● **Aim of the task**
Wherever "glyph" turns up in the entries, copy out the line that holds it.

● **Extracted material**
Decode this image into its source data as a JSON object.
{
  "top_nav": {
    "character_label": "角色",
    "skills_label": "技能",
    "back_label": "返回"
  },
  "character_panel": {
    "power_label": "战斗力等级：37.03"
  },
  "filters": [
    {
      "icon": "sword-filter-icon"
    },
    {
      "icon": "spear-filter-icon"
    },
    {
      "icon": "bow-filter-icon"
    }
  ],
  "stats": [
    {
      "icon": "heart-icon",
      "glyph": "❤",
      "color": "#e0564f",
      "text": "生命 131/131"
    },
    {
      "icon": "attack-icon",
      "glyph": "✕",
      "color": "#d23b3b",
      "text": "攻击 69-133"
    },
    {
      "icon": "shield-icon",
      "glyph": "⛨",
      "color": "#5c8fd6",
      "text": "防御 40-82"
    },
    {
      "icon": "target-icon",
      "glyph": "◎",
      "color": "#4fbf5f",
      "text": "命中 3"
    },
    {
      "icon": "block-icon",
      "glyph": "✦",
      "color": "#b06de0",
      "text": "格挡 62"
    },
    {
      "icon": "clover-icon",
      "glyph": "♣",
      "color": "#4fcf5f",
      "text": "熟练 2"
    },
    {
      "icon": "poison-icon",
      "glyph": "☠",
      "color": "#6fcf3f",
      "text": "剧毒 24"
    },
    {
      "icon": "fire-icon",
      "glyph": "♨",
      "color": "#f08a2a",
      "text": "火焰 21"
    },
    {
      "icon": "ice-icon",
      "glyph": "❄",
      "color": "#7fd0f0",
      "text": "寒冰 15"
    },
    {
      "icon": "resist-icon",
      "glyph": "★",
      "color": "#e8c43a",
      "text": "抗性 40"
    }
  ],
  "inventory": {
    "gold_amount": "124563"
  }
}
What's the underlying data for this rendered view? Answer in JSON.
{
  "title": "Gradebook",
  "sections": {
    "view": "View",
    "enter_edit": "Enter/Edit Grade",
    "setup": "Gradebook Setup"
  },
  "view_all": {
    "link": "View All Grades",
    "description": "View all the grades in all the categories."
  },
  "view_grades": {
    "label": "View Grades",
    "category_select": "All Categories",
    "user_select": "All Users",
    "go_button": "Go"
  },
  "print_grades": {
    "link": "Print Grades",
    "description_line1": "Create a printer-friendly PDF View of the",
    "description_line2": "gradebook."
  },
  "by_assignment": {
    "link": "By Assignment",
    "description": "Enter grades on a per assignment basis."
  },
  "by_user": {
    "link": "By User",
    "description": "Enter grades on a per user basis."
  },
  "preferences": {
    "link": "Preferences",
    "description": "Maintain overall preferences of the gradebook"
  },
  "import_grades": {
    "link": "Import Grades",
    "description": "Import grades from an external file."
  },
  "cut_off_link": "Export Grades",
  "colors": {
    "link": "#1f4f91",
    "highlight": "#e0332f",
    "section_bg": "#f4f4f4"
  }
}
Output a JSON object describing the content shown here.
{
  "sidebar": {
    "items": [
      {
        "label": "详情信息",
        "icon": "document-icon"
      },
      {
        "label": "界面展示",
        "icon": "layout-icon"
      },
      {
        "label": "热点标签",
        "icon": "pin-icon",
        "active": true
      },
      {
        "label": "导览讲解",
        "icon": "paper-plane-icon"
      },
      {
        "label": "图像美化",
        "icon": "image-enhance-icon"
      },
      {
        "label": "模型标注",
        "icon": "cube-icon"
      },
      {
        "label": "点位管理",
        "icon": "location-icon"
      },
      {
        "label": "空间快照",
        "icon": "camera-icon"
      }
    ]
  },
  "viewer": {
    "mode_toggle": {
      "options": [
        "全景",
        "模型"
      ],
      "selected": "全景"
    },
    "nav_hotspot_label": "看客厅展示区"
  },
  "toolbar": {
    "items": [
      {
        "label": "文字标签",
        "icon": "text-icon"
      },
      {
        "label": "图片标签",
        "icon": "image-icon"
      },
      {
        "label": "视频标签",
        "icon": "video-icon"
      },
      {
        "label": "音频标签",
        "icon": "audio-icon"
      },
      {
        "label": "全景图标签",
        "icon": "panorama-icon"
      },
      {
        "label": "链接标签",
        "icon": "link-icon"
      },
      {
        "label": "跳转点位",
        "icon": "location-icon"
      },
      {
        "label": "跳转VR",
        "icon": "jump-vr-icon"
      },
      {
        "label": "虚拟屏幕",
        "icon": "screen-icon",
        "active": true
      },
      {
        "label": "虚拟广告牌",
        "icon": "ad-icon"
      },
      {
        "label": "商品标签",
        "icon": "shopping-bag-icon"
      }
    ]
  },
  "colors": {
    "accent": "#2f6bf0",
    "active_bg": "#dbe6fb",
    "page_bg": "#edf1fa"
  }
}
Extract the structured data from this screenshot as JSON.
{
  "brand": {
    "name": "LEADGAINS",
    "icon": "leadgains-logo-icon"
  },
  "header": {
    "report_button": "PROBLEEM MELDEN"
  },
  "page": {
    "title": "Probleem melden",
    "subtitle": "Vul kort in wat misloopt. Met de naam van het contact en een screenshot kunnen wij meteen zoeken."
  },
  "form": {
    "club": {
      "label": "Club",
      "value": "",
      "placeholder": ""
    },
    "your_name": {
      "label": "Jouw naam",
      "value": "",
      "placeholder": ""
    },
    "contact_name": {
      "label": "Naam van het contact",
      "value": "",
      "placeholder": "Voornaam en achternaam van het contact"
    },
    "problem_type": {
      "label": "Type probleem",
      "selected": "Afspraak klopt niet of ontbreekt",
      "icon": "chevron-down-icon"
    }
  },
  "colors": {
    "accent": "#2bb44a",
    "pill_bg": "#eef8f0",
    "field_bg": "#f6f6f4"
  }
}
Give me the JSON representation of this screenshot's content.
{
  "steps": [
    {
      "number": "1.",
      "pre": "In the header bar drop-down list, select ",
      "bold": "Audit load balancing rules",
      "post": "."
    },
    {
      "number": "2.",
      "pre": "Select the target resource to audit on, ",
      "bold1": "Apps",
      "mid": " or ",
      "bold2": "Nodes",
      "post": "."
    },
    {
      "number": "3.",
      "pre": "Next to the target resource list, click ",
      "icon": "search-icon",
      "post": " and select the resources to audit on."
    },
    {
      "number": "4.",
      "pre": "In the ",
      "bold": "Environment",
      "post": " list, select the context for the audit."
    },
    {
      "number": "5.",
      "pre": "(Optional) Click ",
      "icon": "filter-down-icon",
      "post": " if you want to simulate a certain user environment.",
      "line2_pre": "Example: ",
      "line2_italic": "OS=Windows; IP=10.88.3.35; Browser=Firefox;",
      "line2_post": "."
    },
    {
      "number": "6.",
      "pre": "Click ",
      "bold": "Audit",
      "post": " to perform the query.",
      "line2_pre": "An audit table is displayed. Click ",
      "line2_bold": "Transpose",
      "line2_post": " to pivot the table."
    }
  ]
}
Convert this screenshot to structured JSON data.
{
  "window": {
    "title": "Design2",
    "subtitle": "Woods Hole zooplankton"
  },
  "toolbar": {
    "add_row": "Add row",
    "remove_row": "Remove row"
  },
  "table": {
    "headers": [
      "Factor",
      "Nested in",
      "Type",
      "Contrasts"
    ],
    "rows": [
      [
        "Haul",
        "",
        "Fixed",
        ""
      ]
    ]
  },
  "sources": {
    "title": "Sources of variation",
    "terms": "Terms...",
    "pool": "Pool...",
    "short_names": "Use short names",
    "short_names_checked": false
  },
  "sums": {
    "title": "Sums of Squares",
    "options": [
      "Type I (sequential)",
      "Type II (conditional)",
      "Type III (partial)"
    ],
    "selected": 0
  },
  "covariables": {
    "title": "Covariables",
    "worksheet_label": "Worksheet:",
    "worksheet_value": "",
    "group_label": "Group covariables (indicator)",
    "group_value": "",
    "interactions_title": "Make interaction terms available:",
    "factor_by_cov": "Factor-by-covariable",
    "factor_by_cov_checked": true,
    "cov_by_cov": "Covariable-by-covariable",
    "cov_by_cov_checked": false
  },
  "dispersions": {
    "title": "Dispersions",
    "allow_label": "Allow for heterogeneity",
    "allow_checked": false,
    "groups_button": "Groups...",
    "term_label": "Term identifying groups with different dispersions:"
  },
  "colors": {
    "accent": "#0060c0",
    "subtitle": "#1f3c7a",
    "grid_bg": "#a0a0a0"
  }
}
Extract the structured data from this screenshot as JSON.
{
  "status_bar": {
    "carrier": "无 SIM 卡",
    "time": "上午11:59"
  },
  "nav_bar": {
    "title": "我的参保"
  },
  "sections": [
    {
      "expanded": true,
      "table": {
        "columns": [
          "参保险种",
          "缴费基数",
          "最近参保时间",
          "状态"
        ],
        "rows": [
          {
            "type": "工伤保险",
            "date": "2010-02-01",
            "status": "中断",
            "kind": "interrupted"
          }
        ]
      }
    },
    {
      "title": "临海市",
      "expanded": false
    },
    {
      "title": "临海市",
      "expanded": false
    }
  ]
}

● **Answer**
      "glyph": "❤",
      "glyph": "✕",
      "glyph": "⛨",
      "glyph": "◎",
      "glyph": "✦",
      "glyph": "♣",
      "glyph": "☠",
      "glyph": "♨",
      "glyph": "❄",
      "glyph": "★",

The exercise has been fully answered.